__Data about app and page elements__.
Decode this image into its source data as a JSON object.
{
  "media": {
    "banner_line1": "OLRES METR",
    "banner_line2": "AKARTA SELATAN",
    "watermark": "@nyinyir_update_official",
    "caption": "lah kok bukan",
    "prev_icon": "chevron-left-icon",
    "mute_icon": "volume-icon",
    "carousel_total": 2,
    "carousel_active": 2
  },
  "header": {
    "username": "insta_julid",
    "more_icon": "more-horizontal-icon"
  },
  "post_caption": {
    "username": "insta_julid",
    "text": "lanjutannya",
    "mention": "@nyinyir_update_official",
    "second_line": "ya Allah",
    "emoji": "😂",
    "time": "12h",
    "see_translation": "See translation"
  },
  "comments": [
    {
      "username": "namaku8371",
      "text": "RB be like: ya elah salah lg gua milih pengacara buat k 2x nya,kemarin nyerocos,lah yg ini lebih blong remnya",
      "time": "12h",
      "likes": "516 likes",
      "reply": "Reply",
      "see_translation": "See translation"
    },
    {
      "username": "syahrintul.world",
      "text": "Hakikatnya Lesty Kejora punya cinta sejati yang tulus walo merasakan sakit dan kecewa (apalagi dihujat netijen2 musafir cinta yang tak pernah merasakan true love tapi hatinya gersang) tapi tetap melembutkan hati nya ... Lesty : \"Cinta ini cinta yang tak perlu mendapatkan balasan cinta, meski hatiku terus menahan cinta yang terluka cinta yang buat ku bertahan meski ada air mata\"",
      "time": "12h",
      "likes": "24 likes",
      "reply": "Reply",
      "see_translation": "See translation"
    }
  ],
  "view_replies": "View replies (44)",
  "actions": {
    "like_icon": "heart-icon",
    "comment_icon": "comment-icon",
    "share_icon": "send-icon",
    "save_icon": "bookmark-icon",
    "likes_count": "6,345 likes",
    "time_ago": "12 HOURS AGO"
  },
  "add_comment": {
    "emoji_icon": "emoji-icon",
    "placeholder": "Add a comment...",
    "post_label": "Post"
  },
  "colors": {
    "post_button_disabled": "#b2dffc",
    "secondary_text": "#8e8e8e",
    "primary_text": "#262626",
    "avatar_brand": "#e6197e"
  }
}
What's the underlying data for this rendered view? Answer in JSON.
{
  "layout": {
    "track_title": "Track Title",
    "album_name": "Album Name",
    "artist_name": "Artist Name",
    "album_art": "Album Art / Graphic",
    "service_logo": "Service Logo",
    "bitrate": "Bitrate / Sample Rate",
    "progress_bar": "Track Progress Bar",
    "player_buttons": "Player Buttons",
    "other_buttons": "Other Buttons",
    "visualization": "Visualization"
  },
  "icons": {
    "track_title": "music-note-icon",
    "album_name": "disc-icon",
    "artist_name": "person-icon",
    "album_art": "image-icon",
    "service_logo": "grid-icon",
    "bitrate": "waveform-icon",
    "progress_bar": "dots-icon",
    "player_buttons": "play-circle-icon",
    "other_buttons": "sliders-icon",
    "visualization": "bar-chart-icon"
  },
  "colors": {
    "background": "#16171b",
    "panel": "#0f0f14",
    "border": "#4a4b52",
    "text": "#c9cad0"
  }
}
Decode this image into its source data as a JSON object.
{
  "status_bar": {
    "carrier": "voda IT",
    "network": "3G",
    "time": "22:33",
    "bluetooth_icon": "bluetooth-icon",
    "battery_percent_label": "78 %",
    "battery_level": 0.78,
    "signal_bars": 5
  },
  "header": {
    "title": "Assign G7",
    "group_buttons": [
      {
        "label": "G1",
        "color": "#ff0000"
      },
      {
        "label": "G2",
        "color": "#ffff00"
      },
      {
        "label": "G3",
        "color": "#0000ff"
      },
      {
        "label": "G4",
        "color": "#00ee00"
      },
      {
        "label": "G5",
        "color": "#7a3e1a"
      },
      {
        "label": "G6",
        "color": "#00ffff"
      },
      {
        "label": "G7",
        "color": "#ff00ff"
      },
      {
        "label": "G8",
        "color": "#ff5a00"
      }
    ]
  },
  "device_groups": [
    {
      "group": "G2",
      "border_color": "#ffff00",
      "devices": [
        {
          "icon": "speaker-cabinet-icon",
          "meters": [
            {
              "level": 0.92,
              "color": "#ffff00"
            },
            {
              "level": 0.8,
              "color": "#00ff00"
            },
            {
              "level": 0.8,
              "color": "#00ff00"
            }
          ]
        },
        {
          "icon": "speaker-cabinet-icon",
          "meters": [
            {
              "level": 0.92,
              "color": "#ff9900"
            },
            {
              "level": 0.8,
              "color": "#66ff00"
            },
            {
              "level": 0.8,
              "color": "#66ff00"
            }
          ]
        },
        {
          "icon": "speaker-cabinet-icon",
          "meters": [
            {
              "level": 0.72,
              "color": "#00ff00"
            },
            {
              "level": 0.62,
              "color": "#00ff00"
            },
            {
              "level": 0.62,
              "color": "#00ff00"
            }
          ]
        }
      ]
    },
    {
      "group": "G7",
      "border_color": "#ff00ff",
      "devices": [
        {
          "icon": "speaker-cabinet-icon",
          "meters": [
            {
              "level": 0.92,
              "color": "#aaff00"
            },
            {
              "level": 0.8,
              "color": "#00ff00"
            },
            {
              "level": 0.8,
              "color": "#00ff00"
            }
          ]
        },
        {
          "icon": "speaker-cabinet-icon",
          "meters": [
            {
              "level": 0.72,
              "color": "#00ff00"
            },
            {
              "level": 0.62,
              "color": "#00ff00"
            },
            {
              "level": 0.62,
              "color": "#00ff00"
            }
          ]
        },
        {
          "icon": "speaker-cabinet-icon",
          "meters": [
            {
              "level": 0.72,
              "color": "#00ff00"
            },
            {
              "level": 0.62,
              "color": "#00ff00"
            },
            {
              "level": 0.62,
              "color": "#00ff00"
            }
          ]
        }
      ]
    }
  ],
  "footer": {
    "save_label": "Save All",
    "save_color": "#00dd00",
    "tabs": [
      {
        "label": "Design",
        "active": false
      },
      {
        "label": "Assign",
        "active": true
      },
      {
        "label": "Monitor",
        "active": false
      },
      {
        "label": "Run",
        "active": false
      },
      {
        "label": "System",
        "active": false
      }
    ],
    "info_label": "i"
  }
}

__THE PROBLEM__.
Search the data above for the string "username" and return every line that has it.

__REPLY__.
    "username": "insta_julid",
    "username": "insta_julid",
      "username": "namaku8371",
      "username": "syahrintul.world",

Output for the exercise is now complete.